Print, exactly and without pictures, the lines from the one where "What's the underlying" appears down to the end of the entries.

*** Opening of Input for this task ***

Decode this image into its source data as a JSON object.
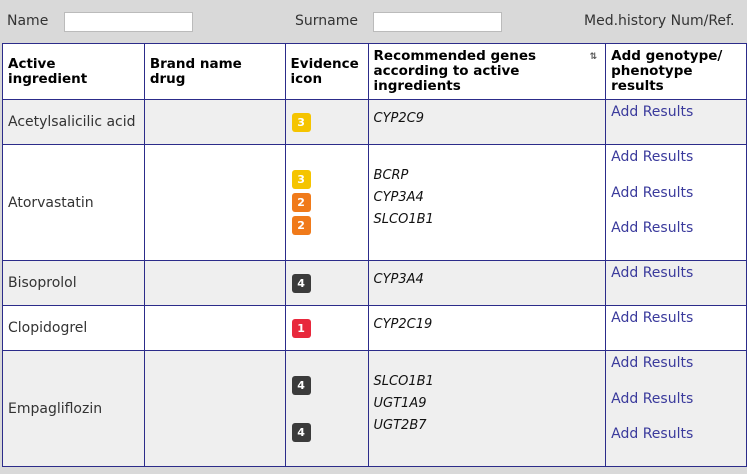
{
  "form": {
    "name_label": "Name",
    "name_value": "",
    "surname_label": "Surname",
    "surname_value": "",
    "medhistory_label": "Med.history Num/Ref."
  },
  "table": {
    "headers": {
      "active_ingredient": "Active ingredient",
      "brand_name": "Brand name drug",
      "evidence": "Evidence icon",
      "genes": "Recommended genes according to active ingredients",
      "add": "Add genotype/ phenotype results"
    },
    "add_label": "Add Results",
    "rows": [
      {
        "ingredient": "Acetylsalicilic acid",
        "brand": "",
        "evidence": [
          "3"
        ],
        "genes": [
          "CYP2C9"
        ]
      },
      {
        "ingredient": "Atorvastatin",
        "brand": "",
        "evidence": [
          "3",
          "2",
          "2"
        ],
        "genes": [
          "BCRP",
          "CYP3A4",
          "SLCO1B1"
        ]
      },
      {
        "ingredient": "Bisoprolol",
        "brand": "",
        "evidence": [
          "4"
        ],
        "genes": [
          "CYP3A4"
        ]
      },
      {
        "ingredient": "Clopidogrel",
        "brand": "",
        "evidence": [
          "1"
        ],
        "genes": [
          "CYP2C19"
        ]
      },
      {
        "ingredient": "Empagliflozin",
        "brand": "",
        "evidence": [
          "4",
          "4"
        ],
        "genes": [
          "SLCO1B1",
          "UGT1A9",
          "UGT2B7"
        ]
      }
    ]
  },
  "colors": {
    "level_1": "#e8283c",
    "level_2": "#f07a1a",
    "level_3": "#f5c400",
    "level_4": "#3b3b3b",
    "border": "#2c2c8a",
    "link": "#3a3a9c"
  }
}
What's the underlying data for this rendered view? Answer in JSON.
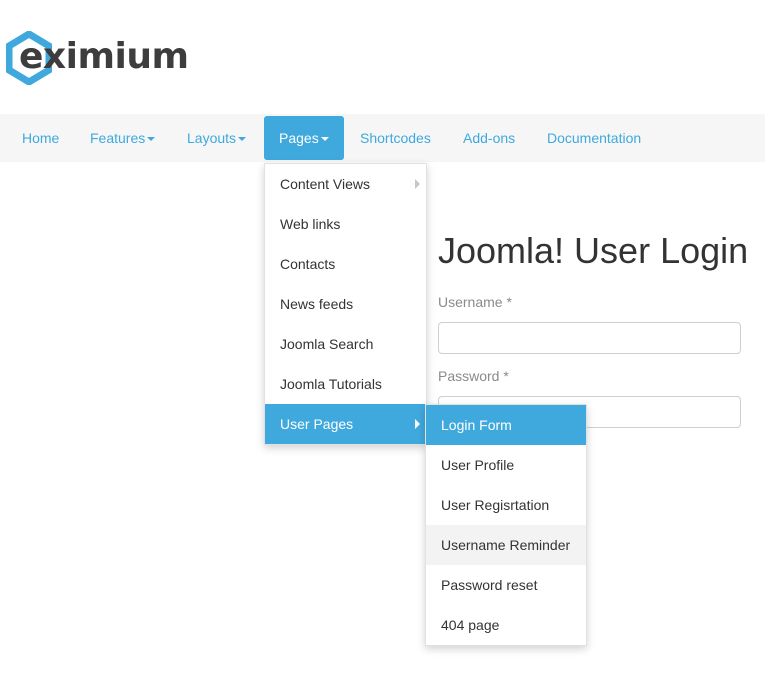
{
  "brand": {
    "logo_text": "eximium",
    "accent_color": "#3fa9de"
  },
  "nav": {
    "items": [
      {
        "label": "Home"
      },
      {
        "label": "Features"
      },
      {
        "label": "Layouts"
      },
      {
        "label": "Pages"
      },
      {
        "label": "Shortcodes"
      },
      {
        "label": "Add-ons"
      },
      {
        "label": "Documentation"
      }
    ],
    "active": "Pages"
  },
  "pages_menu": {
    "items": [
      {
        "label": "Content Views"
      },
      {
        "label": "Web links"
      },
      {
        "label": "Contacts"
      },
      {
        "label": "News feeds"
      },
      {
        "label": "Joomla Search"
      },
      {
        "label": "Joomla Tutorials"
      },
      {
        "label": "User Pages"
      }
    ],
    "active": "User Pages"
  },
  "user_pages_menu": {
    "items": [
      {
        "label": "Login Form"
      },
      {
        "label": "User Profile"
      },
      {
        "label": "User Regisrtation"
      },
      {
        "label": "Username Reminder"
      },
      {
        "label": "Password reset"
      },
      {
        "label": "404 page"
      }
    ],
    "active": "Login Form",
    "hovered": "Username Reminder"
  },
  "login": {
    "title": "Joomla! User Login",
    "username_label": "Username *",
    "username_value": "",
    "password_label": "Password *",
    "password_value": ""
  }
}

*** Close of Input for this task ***

### Written response
What's the underlying data for this rendered view? Answer in JSON.
{
  "brand": {
    "logo_text": "eximium",
    "accent_color": "#3fa9de"
  },
  "nav": {
    "items": [
      {
        "label": "Home"
      },
      {
        "label": "Features"
      },
      {
        "label": "Layouts"
      },
      {
        "label": "Pages"
      },
      {
        "label": "Shortcodes"
      },
      {
        "label": "Add-ons"
      },
      {
        "label": "Documentation"
      }
    ],
    "active": "Pages"
  },
  "pages_menu": {
    "items": [
      {
        "label": "Content Views"
      },
      {
        "label": "Web links"
      },
      {
        "label": "Contacts"
      },
      {
        "label": "News feeds"
      },
      {
        "label": "Joomla Search"
      },
      {
        "label": "Joomla Tutorials"
      },
      {
        "label": "User Pages"
      }
    ],
    "active": "User Pages"
  },
  "user_pages_menu": {
    "items": [
      {
        "label": "Login Form"
      },
      {
        "label": "User Profile"
      },
      {
        "label": "User Regisrtation"
      },
      {
        "label": "Username Reminder"
      },
      {
        "label": "Password reset"
      },
      {
        "label": "404 page"
      }
    ],
    "active": "Login Form",
    "hovered": "Username Reminder"
  },
  "login": {
    "title": "Joomla! User Login",
    "username_label": "Username *",
    "username_value": "",
    "password_label": "Password *",
    "password_value": ""
  }
}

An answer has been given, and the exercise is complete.